──────── RECORDS ────────

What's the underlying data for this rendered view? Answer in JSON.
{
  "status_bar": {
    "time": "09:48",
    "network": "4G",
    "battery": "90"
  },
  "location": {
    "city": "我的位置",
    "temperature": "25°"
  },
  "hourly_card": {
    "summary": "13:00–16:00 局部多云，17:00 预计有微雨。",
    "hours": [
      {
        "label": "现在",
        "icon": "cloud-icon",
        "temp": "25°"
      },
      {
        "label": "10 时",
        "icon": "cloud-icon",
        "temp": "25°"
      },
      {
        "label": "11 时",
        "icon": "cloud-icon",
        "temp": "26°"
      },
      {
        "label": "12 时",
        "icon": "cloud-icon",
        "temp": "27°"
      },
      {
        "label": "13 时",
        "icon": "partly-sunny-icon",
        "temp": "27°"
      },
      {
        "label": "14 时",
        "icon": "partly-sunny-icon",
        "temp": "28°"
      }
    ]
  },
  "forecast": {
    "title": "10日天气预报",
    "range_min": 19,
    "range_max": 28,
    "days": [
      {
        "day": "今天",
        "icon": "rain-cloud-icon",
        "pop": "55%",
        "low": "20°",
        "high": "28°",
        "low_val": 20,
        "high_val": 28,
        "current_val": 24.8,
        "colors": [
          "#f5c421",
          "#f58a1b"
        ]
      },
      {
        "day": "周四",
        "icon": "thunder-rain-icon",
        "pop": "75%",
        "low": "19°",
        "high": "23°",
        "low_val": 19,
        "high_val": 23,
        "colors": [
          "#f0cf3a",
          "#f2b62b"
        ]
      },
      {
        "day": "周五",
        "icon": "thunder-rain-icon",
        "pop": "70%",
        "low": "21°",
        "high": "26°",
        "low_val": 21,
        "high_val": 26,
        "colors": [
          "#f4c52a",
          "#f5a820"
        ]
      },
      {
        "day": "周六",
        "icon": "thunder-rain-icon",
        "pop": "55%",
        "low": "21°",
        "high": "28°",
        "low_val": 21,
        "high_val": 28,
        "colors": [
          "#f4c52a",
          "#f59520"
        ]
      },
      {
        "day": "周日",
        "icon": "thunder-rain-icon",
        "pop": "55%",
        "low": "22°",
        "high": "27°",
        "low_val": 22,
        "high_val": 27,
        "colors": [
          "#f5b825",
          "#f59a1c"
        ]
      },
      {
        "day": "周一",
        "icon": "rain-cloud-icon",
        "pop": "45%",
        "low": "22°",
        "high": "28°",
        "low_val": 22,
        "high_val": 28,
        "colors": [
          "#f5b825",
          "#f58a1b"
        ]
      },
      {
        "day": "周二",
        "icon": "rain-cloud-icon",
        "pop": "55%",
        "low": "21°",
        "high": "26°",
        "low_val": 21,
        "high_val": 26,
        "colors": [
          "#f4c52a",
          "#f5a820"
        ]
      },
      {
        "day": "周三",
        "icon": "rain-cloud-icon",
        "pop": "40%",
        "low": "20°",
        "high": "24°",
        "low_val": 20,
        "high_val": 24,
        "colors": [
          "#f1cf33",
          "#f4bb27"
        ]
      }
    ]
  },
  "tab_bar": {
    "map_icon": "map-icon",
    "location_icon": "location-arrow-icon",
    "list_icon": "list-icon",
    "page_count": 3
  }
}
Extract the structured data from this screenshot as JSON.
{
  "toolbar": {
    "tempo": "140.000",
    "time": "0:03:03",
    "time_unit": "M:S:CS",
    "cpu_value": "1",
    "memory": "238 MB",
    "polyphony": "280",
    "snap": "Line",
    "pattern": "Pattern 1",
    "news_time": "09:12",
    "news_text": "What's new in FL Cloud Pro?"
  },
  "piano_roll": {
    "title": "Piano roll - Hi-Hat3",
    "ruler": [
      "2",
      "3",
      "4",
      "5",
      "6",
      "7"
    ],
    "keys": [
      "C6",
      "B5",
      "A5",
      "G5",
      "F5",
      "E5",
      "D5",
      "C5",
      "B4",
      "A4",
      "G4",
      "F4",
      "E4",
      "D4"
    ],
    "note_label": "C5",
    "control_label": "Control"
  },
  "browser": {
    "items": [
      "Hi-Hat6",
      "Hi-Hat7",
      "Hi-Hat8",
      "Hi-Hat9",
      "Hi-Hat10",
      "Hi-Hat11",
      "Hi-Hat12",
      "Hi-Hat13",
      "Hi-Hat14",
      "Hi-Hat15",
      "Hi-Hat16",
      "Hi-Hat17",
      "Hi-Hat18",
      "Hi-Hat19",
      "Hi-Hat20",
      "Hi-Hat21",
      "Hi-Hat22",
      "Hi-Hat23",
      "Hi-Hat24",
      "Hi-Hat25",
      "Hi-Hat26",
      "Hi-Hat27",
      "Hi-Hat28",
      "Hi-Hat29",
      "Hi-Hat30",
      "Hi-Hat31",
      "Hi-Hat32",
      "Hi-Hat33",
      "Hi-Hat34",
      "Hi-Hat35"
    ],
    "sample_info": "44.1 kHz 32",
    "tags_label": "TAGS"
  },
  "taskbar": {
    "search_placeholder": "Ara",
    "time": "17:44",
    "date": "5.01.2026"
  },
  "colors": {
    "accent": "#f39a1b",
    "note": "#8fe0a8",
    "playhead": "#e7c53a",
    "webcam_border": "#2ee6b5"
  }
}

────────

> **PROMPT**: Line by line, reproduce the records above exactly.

> **EXERCISE ANSWER**:
What's the underlying data for this rendered view? Answer in JSON.
{
  "status_bar": {
    "time": "09:48",
    "network": "4G",
    "battery": "90"
  },
  "location": {
    "city": "我的位置",
    "temperature": "25°"
  },
  "hourly_card": {
    "summary": "13:00–16:00 局部多云，17:00 预计有微雨。",
    "hours": [
      {
        "label": "现在",
        "icon": "cloud-icon",
        "temp": "25°"
      },
      {
        "label": "10 时",
        "icon": "cloud-icon",
        "temp": "25°"
      },
      {
        "label": "11 时",
        "icon": "cloud-icon",
        "temp": "26°"
      },
      {
        "label": "12 时",
        "icon": "cloud-icon",
        "temp": "27°"
      },
      {
        "label": "13 时",
        "icon": "partly-sunny-icon",
        "temp": "27°"
      },
      {
        "label": "14 时",
        "icon": "partly-sunny-icon",
        "temp": "28°"
      }
    ]
  },
  "forecast": {
    "title": "10日天气预报",
    "range_min": 19,
    "range_max": 28,
    "days": [
      {
        "day": "今天",
        "icon": "rain-cloud-icon",
        "pop": "55%",
        "low": "20°",
        "high": "28°",
        "low_val": 20,
        "high_val": 28,
        "current_val": 24.8,
        "colors": [
          "#f5c421",
          "#f58a1b"
        ]
      },
      {
        "day": "周四",
        "icon": "thunder-rain-icon",
        "pop": "75%",
        "low": "19°",
        "high": "23°",
        "low_val": 19,
        "high_val": 23,
        "colors": [
          "#f0cf3a",
          "#f2b62b"
        ]
      },
      {
        "day": "周五",
        "icon": "thunder-rain-icon",
        "pop": "70%",
        "low": "21°",
        "high": "26°",
        "low_val": 21,
        "high_val": 26,
        "colors": [
          "#f4c52a",
          "#f5a820"
        ]
      },
      {
        "day": "周六",
        "icon": "thunder-rain-icon",
        "pop": "55%",
        "low": "21°",
        "high": "28°",
        "low_val": 21,
        "high_val": 28,
        "colors": [
          "#f4c52a",
          "#f59520"
        ]
      },
      {
        "day": "周日",
        "icon": "thunder-rain-icon",
        "pop": "55%",
        "low": "22°",
        "high": "27°",
        "low_val": 22,
        "high_val": 27,
        "colors": [
          "#f5b825",
          "#f59a1c"
        ]
      },
      {
        "day": "周一",
        "icon": "rain-cloud-icon",
        "pop": "45%",
        "low": "22°",
        "high": "28°",
        "low_val": 22,
        "high_val": 28,
        "colors": [
          "#f5b825",
          "#f58a1b"
        ]
      },
      {
        "day": "周二",
        "icon": "rain-cloud-icon",
        "pop": "55%",
        "low": "21°",
        "high": "26°",
        "low_val": 21,
        "high_val": 26,
        "colors": [
          "#f4c52a",
          "#f5a820"
        ]
      },
      {
        "day": "周三",
        "icon": "rain-cloud-icon",
        "pop": "40%",
        "low": "20°",
        "high": "24°",
        "low_val": 20,
        "high_val": 24,
        "colors": [
          "#f1cf33",
          "#f4bb27"
        ]
      }
    ]
  },
  "tab_bar": {
    "map_icon": "map-icon",
    "location_icon": "location-arrow-icon",
    "list_icon": "list-icon",
    "page_count": 3
  }
}
Extract the structured data from this screenshot as JSON.
{
  "toolbar": {
    "tempo": "140.000",
    "time": "0:03:03",
    "time_unit": "M:S:CS",
    "cpu_value": "1",
    "memory": "238 MB",
    "polyphony": "280",
    "snap": "Line",
    "pattern": "Pattern 1",
    "news_time": "09:12",
    "news_text": "What's new in FL Cloud Pro?"
  },
  "piano_roll": {
    "title": "Piano roll - Hi-Hat3",
    "ruler": [
      "2",
      "3",
      "4",
      "5",
      "6",
      "7"
    ],
    "keys": [
      "C6",
      "B5",
      "A5",
      "G5",
      "F5",
      "E5",
      "D5",
      "C5",
      "B4",
      "A4",
      "G4",
      "F4",
      "E4",
      "D4"
    ],
    "note_label": "C5",
    "control_label": "Control"
  },
  "browser": {
    "items": [
      "Hi-Hat6",
      "Hi-Hat7",
      "Hi-Hat8",
      "Hi-Hat9",
      "Hi-Hat10",
      "Hi-Hat11",
      "Hi-Hat12",
      "Hi-Hat13",
      "Hi-Hat14",
      "Hi-Hat15",
      "Hi-Hat16",
      "Hi-Hat17",
      "Hi-Hat18",
      "Hi-Hat19",
      "Hi-Hat20",
      "Hi-Hat21",
      "Hi-Hat22",
      "Hi-Hat23",
      "Hi-Hat24",
      "Hi-Hat25",
      "Hi-Hat26",
      "Hi-Hat27",
      "Hi-Hat28",
      "Hi-Hat29",
      "Hi-Hat30",
      "Hi-Hat31",
      "Hi-Hat32",
      "Hi-Hat33",
      "Hi-Hat34",
      "Hi-Hat35"
    ],
    "sample_info": "44.1 kHz 32",
    "tags_label": "TAGS"
  },
  "taskbar": {
    "search_placeholder": "Ara",
    "time": "17:44",
    "date": "5.01.2026"
  },
  "colors": {
    "accent": "#f39a1b",
    "note": "#8fe0a8",
    "playhead": "#e7c53a",
    "webcam_border": "#2ee6b5"
  }
}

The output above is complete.